(L-R): Katharine Morris and Daniel Trust at Triangle Community Center's Visionary Gala in 2017.
Life is very interesting. Just when you think it’s the end of the world because you are going through so much—something good happens to you—that has always been the story of my life.
This year has been very kind to me, but it has also been very challenging.
Leading an award-winning youth development nonprofit organization that is making a big impact in the community is not the easiest thing to do. As much as it seems like I have everything together, the reality is, I don’t. I still have moments where I doubt myself and fear that I might fail.
But, just when I feel like I’m not doing enough, something good happens.
Last week, I received a surprise phone call from my friend Anthony Crisci, who serves as the Executive Director of Triangle Community Center in Norwalk, Connecticut and is a member of Daniel Trust Foundation’s Advisory Board and Monthly Giving Program.
Anthony called to let me know that Triangle Community Center Board of Directors had selected me to receive the Marge Foster Commitment to Service Award at the organization’s 12th Annual Visionary Gala on September 29th in Stamford, Connecticut and wanted to know if I would accept the award.
If you know me, you know I said “Oh My God” like a million times.
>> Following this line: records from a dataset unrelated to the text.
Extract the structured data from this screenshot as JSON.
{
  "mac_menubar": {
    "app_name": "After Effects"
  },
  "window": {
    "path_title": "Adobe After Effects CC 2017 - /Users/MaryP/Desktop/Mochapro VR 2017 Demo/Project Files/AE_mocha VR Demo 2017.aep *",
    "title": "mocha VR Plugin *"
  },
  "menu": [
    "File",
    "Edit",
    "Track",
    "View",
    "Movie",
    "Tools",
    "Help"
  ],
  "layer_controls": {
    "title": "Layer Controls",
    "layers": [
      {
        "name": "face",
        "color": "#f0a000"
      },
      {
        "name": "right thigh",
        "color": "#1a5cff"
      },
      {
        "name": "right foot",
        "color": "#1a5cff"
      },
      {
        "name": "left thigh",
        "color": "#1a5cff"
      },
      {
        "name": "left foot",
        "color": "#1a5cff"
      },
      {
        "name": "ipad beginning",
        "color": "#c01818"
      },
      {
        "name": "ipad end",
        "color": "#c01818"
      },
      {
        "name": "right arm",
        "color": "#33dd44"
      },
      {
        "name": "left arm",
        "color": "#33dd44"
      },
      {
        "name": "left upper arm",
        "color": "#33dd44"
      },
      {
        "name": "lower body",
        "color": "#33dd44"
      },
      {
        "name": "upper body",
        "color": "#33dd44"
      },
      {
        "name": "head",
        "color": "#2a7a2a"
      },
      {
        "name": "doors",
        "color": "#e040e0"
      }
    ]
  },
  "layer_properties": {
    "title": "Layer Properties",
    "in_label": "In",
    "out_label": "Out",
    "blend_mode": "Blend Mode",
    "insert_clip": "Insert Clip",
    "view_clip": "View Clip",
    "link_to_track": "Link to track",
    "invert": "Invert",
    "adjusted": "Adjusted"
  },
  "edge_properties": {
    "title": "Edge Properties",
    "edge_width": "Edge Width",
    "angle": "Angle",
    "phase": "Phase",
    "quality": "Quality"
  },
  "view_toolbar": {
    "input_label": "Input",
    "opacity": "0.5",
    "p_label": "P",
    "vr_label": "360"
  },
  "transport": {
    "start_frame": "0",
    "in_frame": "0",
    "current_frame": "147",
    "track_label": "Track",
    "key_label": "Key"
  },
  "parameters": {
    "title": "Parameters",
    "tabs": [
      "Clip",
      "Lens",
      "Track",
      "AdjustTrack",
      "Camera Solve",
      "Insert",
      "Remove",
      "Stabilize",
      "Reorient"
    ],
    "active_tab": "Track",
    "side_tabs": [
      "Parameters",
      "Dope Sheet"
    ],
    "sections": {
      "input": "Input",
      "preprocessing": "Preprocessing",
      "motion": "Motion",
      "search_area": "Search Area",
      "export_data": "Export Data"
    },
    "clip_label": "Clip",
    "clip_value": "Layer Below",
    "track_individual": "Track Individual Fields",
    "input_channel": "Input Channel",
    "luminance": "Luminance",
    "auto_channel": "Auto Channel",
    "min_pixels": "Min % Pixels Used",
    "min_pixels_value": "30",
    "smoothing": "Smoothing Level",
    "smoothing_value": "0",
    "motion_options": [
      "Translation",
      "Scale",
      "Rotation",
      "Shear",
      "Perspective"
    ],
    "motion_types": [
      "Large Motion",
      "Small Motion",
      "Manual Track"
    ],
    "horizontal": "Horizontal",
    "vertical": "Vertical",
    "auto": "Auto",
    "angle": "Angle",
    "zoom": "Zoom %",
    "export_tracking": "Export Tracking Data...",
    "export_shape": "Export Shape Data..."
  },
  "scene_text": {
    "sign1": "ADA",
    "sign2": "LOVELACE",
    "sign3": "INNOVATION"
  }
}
I was so shocked and surprised as I was not expecting to receive such a prestigious award at this moment.
Anthony told me that Marge Foster was a volunteer at Triangle Community Center and gave back to other organizations supporting the LGBTQ community and those living with HIV/AIDS. He said Marge exemplified service at its very best, demonstrating compassion and dedication for the causes she supported and the people who needed her help.
I’m so honored to be receiving this award from Triangle Community Center.
Triangle Community Center directly serves the LGBTQ community in Fairfield County. When a young adult in Norwalk is kicked out of their home simply for who they are, TCC is there for them. Working out of a new drop-in facility that provides a safe space off the streets, TCC works directly with these individuals to get them placed in a housing program that affirms their identity.
As an advocate for low-income youth, especially those that identify as first generation college students, refugees and members of the LGBTQ community, I admire the work Anthony and his team do at TCC. When I accept this award on September 29th, I will accept it on behalf of all the young people that I have worked with who are afraid to live their true lives because of the fear of being rejected and disowned by their families and communities.